[Work task]
The records follow. Retype them without a single change.

● ● ● ● ●

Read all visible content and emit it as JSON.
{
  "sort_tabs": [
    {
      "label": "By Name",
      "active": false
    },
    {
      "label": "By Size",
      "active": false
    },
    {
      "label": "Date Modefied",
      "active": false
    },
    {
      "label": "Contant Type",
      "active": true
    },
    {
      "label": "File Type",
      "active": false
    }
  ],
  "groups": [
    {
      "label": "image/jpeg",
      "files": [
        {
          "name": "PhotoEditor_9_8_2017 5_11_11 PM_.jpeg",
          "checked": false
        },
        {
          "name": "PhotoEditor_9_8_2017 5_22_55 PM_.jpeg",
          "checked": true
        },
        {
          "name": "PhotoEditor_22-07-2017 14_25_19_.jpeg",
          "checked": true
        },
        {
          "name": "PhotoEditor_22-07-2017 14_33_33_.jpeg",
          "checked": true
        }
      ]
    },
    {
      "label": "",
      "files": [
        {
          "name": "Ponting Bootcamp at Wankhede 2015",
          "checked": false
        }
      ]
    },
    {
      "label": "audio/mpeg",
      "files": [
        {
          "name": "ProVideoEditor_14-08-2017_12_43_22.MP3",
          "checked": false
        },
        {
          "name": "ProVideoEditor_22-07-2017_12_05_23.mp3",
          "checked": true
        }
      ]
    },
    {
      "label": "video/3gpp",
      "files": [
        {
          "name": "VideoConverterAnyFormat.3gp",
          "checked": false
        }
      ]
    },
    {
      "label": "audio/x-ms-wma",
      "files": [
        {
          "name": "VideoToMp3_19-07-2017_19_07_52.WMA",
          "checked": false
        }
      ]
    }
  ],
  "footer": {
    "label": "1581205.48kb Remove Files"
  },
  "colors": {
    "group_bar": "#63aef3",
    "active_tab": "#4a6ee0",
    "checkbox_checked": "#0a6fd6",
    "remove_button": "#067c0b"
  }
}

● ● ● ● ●

[Solved exercise]
Read all visible content and emit it as JSON.
{
  "sort_tabs": [
    {
      "label": "By Name",
      "active": false
    },
    {
      "label": "By Size",
      "active": false
    },
    {
      "label": "Date Modefied",
      "active": false
    },
    {
      "label": "Contant Type",
      "active": true
    },
    {
      "label": "File Type",
      "active": false
    }
  ],
  "groups": [
    {
      "label": "image/jpeg",
      "files": [
        {
          "name": "PhotoEditor_9_8_2017 5_11_11 PM_.jpeg",
          "checked": false
        },
        {
          "name": "PhotoEditor_9_8_2017 5_22_55 PM_.jpeg",
          "checked": true
        },
        {
          "name": "PhotoEditor_22-07-2017 14_25_19_.jpeg",
          "checked": true
        },
        {
          "name": "PhotoEditor_22-07-2017 14_33_33_.jpeg",
          "checked": true
        }
      ]
    },
    {
      "label": "",
      "files": [
        {
          "name": "Ponting Bootcamp at Wankhede 2015",
          "checked": false
        }
      ]
    },
    {
      "label": "audio/mpeg",
      "files": [
        {
          "name": "ProVideoEditor_14-08-2017_12_43_22.MP3",
          "checked": false
        },
        {
          "name": "ProVideoEditor_22-07-2017_12_05_23.mp3",
          "checked": true
        }
      ]
    },
    {
      "label": "video/3gpp",
      "files": [
        {
          "name": "VideoConverterAnyFormat.3gp",
          "checked": false
        }
      ]
    },
    {
      "label": "audio/x-ms-wma",
      "files": [
        {
          "name": "VideoToMp3_19-07-2017_19_07_52.WMA",
          "checked": false
        }
      ]
    }
  ],
  "footer": {
    "label": "1581205.48kb Remove Files"
  },
  "colors": {
    "group_bar": "#63aef3",
    "active_tab": "#4a6ee0",
    "checkbox_checked": "#0a6fd6",
    "remove_button": "#067c0b"
  }
}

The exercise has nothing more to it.